Friday, December 14, 2007

Climate change is not Pop Idol

The New Statesman asks us to 'vote for [our] favourite climate framework'. I think this is not very useful, and commented:
1. Where does it get one say that Kyoto has little 'scientific rigour'? That is not what it is designed for: criticising an apple for not being an orange. (bear in mind questions, too, from Myles Allen et al regarding the use of atmospheric concentration targets in the first place for target setting - ref RealClimate).

2. C&C gets more points for 'simplicity'. Why should 'simplicity' be the right answer to one of the world's most complex problems? Walking around downtown Baghdad calling for peace and brotherly love may be simple, but it is unlikely to solve the problem.
and plan to examine the issues in more detail at Global Deal.

2 comments:

Charlie Kronick said...

Unhelpful? As ever, Caspar, you’re being generous. Poorly disguised puff piece for C&C. What’s simple about C&C is also simple about Kyoto – use markets to attain your targets, whatever they might at the end of the negotiations. Both the contraction and convergence targets are negotiable, not fixed and leave the delivery to trading a global commodity – in this case carbon – in a market over which the poorest have little control. Please cite an example of a single trade in a global commodity – oil, tin, coffee, soya beans, timber, etc, etc – have resulted in a measurable increase in wealth for most communities in the developing world or improvement in levels of livelihood.

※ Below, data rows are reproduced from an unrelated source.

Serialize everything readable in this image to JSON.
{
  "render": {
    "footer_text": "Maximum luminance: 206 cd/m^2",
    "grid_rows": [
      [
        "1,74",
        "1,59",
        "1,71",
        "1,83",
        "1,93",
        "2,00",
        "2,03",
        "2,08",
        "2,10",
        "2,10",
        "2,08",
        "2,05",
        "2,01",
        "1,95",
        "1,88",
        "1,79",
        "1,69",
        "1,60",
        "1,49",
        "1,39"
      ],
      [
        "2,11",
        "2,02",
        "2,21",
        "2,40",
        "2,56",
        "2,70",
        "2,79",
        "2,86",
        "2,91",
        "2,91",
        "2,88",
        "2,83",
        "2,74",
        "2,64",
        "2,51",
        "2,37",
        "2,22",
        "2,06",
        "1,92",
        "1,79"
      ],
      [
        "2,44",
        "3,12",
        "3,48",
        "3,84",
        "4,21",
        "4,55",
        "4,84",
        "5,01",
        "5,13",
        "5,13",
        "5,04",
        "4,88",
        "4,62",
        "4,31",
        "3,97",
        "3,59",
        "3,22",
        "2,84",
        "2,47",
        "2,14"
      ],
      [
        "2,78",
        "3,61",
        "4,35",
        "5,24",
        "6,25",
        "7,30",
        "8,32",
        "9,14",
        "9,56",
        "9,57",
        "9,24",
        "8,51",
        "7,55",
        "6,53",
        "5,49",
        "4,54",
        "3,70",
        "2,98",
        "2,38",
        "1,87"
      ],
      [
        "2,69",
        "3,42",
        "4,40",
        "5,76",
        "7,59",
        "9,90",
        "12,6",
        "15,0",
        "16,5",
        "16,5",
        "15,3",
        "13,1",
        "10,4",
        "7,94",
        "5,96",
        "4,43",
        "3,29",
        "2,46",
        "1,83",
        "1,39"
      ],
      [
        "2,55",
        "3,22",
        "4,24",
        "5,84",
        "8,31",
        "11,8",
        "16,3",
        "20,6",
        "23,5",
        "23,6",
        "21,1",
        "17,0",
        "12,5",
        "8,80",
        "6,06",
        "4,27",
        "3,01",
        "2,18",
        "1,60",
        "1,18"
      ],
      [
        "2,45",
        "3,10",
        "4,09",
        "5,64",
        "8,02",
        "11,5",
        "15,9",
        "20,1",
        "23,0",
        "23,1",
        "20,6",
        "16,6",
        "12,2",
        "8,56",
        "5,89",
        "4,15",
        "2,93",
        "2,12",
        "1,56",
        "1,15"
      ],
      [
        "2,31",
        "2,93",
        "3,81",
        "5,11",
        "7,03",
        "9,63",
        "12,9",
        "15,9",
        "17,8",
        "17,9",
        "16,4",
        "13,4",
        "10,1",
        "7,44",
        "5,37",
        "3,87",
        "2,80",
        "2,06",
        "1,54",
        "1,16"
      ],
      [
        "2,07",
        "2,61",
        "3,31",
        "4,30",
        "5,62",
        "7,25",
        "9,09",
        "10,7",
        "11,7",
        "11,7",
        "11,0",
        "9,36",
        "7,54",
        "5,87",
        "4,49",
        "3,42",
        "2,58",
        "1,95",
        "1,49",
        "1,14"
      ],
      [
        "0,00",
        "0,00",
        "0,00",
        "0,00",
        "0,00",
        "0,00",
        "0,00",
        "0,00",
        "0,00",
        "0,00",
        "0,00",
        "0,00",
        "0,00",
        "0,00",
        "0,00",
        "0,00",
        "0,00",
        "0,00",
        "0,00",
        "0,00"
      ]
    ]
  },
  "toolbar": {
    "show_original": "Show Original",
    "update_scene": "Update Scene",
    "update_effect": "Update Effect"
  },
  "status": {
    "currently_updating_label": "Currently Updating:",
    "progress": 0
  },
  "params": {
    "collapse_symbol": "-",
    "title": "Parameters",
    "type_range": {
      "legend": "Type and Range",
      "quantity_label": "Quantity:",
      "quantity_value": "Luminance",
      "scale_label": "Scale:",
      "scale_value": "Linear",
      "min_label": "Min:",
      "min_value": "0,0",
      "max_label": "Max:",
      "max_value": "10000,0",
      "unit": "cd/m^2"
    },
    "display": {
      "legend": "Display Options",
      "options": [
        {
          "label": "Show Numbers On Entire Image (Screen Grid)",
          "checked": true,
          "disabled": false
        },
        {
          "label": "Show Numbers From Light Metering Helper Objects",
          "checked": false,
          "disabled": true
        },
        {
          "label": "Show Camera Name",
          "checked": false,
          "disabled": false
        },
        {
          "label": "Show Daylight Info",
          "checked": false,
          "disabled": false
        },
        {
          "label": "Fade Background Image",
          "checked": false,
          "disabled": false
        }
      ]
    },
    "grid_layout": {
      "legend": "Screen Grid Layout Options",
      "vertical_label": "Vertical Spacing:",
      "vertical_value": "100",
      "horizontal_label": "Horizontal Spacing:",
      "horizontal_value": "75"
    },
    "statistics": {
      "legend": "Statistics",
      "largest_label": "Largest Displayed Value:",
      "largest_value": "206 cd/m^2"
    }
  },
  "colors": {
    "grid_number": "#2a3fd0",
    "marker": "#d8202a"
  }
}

The challenge isn’t that we don’t have a decent framework (though we don’t); the challenge is that there is a more or less complete absence of poltical will to set both the objectives and the trajectories for reaching them. Frameworks, policies and measures – all of these might evolve in the iterations that lead up to reaching such an objective. The real fallacy is that an overarching framework (C&C, GDRs or even the Washington Consensus) will deliver desirable outcomes because they’re “good” in themselves…

I’m more cross now than I was before I started writing this!

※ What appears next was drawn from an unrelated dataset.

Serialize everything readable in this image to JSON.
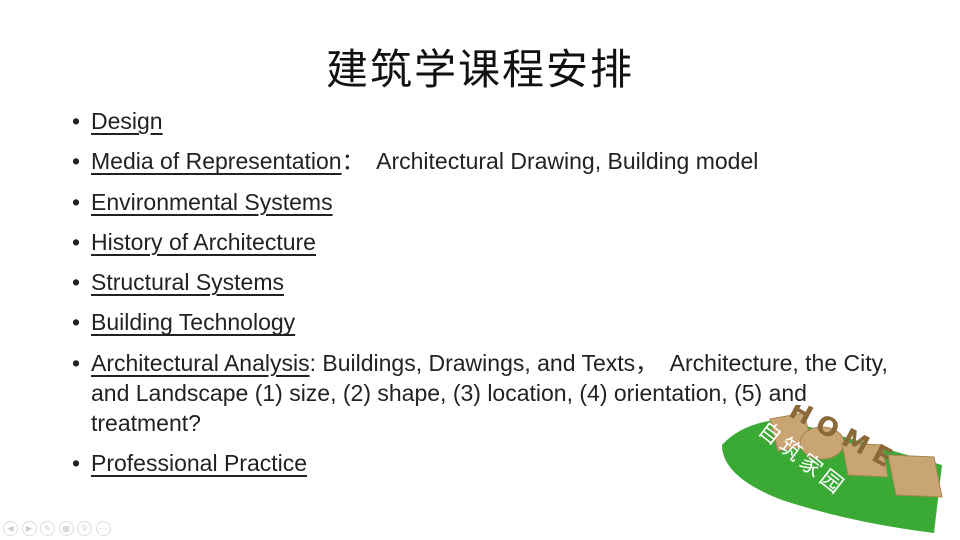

Oliver Tickell said...

As the originator of Kyoto2 I have to chuck in my view that a good framework is much better than a bad one. The Kyoto Protocol is a bad framework not so much due to its lack of scientific rigour but because of its lack of economic rigour. It is in a sense cap-and-trade but without a firm cap, and with a poorly regulated trade in ill-defined instruments. Of course a host of economists were (and are) saying this but they are routinely ignored. The result is that the KP is inefficient - that is, it achieves meager gains at high cost, and with vast (multi-billion dollar) profits accruing to market operators while leaving the genuine needs arising out of climate change unmet.

As for the lack of political will ... it seems to me that there is a lot of political will to make something happen, but some powerful blocking forces. One problem is the lack of a coherent framework that draws the issues together in a coherent way. Which is of course what Kyoto2 aims to do.

C&C was an adequate response when it was put forward by Michael Grubb in 1990 ["The Greenhouse Effect: Negotiating Targets", International Affairs Vol. 66, No. 1, Jan., 1990, pp. 67-89]:. But no longer. We lack time for the luxury of a system that moves large amounts of money between governments, but provides none with which to directly address the problems of climate change. Why as a UK taxpayer would I want the government to pay loads of money to say Nigeria for carbon permits? I would want that money to go directly to fund adaptation, mitigation, forest and peatland conservation, climate-friendly farming and a decisive shift to a low carbon global economy. That is what Kyoto2 aims to do.